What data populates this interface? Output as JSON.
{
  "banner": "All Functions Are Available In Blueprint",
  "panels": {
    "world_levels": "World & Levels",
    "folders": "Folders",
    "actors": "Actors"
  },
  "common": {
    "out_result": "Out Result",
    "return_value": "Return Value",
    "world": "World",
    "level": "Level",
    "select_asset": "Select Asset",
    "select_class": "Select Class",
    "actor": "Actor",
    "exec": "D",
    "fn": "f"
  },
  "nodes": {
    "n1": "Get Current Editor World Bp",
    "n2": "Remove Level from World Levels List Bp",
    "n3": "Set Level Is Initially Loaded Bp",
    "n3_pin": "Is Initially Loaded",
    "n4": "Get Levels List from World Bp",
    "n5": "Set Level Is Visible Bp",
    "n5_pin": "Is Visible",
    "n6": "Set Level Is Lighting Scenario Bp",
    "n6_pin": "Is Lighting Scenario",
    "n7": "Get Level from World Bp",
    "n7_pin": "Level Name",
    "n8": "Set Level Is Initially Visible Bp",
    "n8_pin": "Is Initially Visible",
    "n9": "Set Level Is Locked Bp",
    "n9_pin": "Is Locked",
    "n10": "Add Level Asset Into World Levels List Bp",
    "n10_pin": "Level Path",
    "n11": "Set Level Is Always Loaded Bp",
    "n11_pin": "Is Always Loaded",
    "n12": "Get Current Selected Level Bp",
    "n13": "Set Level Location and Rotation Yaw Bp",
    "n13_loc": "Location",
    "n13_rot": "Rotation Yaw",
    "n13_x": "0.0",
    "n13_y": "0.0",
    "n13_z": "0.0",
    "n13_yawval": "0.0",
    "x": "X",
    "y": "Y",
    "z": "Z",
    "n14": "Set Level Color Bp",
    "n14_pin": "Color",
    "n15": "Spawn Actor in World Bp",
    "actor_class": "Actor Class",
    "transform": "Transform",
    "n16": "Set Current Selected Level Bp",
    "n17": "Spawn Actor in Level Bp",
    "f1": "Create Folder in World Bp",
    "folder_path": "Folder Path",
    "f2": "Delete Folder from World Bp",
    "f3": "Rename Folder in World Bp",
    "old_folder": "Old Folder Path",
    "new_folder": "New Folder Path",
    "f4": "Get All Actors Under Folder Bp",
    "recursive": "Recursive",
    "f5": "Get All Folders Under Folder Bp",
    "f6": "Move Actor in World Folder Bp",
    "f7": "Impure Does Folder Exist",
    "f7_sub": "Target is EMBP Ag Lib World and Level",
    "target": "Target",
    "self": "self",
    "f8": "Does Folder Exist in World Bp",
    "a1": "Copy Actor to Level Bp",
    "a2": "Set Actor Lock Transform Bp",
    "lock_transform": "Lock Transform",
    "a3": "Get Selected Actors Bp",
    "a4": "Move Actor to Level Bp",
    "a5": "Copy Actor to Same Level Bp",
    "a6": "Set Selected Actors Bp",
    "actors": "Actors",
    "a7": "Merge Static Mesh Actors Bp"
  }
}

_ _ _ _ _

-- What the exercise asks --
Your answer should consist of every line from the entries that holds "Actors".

-- Answer to the exercise --
    "actors": "Actors"
    "f4": "Get All Actors Under Folder Bp",
    "a3": "Get Selected Actors Bp",
    "a6": "Set Selected Actors Bp",
    "actors": "Actors",
    "a7": "Merge Static Mesh Actors Bp"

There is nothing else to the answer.